Today I want to provide some key insight into optimizing your Social Security benefits. This information may help you plan for your future as you approach or enter your retirement years.

In 2015, the Obama administration carried out a major overhaul of the Social Security system. This overhaul eliminated some things but did make it easier to calculate benefits.

As you probably know, you can start taking your earliest benefit at the age of 62. However, if you continue working after this you will have a reduction of your benefits depending on your income threshold. You can find more details about this by visiting

Normal retirement age is 66, at which point you can get your full benefit without any reduction if you continue to work. At age 70, you can fully maximize your benefits.

For each year up to age 70 that you delay your benefits, you will get an 8% increase.
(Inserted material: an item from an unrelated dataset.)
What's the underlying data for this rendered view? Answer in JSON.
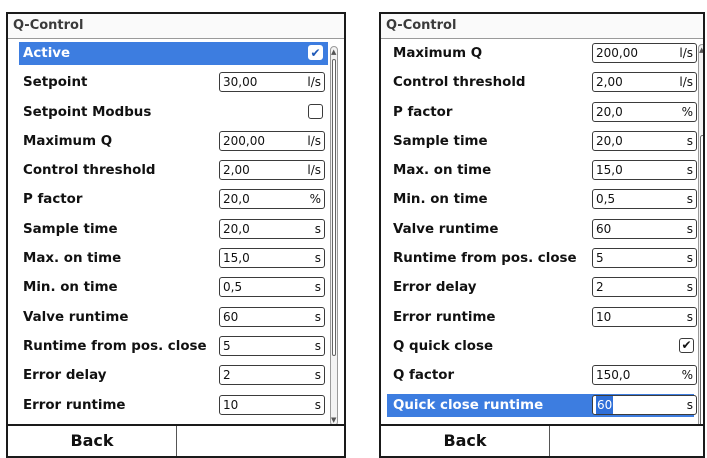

This will be locked in for the rest of your retirement, meaning it is something to seriously consider.

When deciding when to start taking your Social Security income, there are a few questions to ask yourself. For example: When you start taking your benefits, do you plan on continuing to work? You should also consider your family’s history of longevity.

“For each year up to age 70 that you delay your benefits, you will get an 8% increase.”

Your investment philosophy is another key point to think about. What my team ultimately recommends is that you work with a qualified financial advisor to help make the best decision possible. This is especially important since the decision will be irrevocable.

If you’re interested in learning more on the subject, please note that my team and I do conduct Social Security webinars and seminars. To learn more about these learning opportunities, please contact Sandra Brinez at (781) 876-4138.

And, as always, you can also find more information by visiting my website:

If you have any other questions or would like more information, feel free to give me a call or send me an email. I look forward to hearing from you soon.